90 Years of Academy Awards, continued

Our January and February tribute to the Academy Awards focused on an eclectic choice of Best Pictures. In March and April, we are extending it to include eight historic laureates in the Best Foreign Language Film category.

When eminent French filmmaker Leos Carax received the Los Angeles Film Critics Association award for Best Foreign Film (Holy Motors) in 2013, he famously delivered the following appreciation speech: “Hello, I’m Leos Carax, director of foreign-language films. I’ve been making foreign-language films my whole life. Foreign-language films are made all over the world, of course, except in America. In America, they only make non-foreign-language films. Foreign-language films are very hard to make, obviously, because you have to invent a foreign language instead of using the usual language. But the truth is, cinema is a foreign language, a language created for those who need to travel to the other side of life. Goodnight.”
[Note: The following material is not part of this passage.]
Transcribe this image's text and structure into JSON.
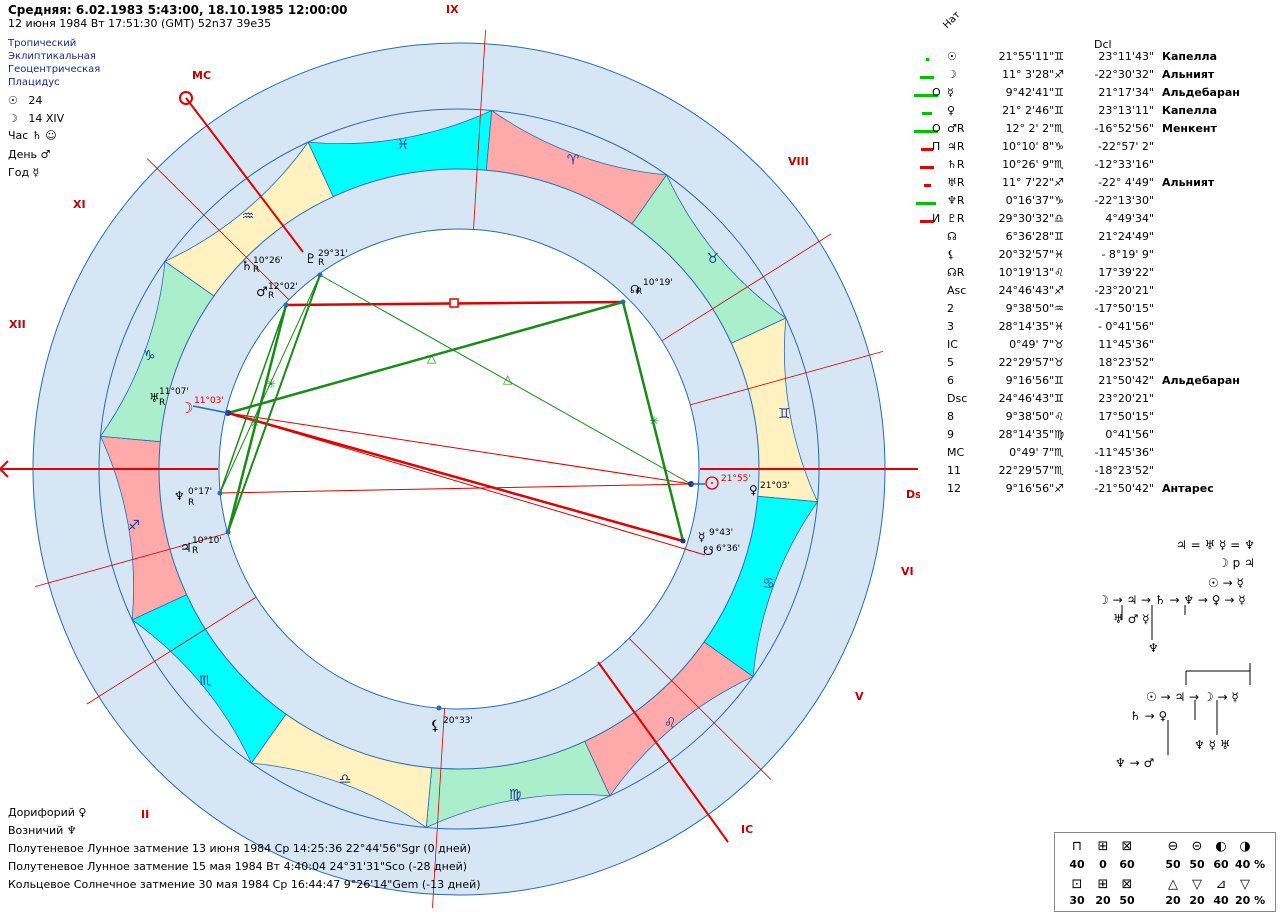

Bitter irony aside, the Academy’s consideration of foreign films (however limited in scope and patronizing) did help immensely in spreading certain global cinematic trends, aesthetics, and politics beyond the national borders of their source. And, numerous filmmakers—major artists like Akira Kurosawa, Federico Fellini, Ingmar Bergman, and Vittorio De Sica (all part of our series)—can be grateful to the Academy for the international renown and place in film history they enjoy today.

Date:
Thursday, March 1, 2018
Time:
7:30 p.m.
Location:
Dryden Theatre
Academy Awards at 90. In this founding film of the neorealist movement, director Vittorio De Sica notably used non-actors, including Lamberto Maggiorani, an unemployed steelworker, as Ricci, a poster-hanger who relies on his bicycle to make a living. While he is busy with his son Bruno, the bicycle is stolen, and the two begin a desperate search for the thief.
Date:
Wednesday, March 7, 2018
Time:
7:30 p.m.
Location:
Dryden Theatre
Academy Awards at 90. Director Akira Kurosawa and his star Toshiro Mifune gained international fame and awakened the world to the importance of Japanese cinema with this story of murder told through the eyes of four different characters. 
Date:
Tuesday, March 13, 2018
Time:
7:30 p.m.
Location:
Dryden Theatre
Academy Awards at 90. Recipient of the honorary Academy Award for Best Foreign Language Film in 1950, The Walls of Malapaga is one of those films once respected as prime examples of high-quality French cinema, only to be then quickly (and perhaps unfairly) almost completely forgotten in favor of a much louder, younger generation of French filmmakers.
Date:
Thursday, March 15, 2018
Time:
7:30 p.m.
Location:
Dryden Theatre
Academy Awards at 90. The cinema of Fellini is marked by a passion for life often revealed in the glowing face of the director’s wife, Giulietta Masina, who stars here in one of his finest films. Masina is Gelsomina, a pantomime artist in the spirit of Chaplin, who, being sold to strongman Zampanò (Anthony Quinn), serves as his dutiful assistant and eventually develops a genuine affection for the brute.
Date:
Saturday, March 17, 2018
Time:
7:30 p.m.
Location:
Dryden Theatre
Academy Awards at 90 | Member Movie. Fellini’s rapturous masterpiece stars the director’s parallel persona Marcello Mastroianni as a filmmaker lost in life, unable to find the motivation for his next movie.
Date:
Saturday, March 24, 2018
Time:
7:30 p.m.
Location:
Dryden Theatre
Academy Awards at 90. Director Akira Kurosawa and his star Toshiro Mifune gained international fame and awakened the world to the importance of Japanese cinema with this story of murder told through the eyes of four different characters.
Date:
Wednesday, March 28, 2018
Time:
7:30 p.m.
Location:
Dryden Theatre
Academy Awards at 90. In 14th-century Sweden, two goat herders assault a peasant girl. Later, the assailants seek food and shelter at the home of their victim’s parents (Max von Sydow and Birgitta Valberg), who exact a cunning revenge. 
Date:
Friday, March 30, 2018
Time:
7:30 p.m.
Location:
Dryden Theatre
Academy Awards at 90. Armed with a toy drum and a voice that can shatter glass, young Oskar Matzerath (David Bennent) navigates pre–World War II Germany from the eyes of a child.
Date:
Wednesday, April 4, 2018
Time:
7:30 p.m.
Location:
Dryden Theatre
Academy Awards at 90. Fellini’s rapturous masterpiece stars the director’s parallel persona Marcello Mastroianni as a filmmaker lost in life, unable to find the motivation for his next movie.
Date:
Saturday, April 7, 2018
Time:
7:30 p.m.
Location:
Dryden Theatre
Academy Awards at 90. Fanny and Alexander, a stunning family saga set in turn-of-the-century Sweden, focuses on the lives of half a dozen characters over the course of a year. The theatrical version re-edited from the original television series is a virtual compendium of the themes, situations, characters, and images present in Bergman’s other works.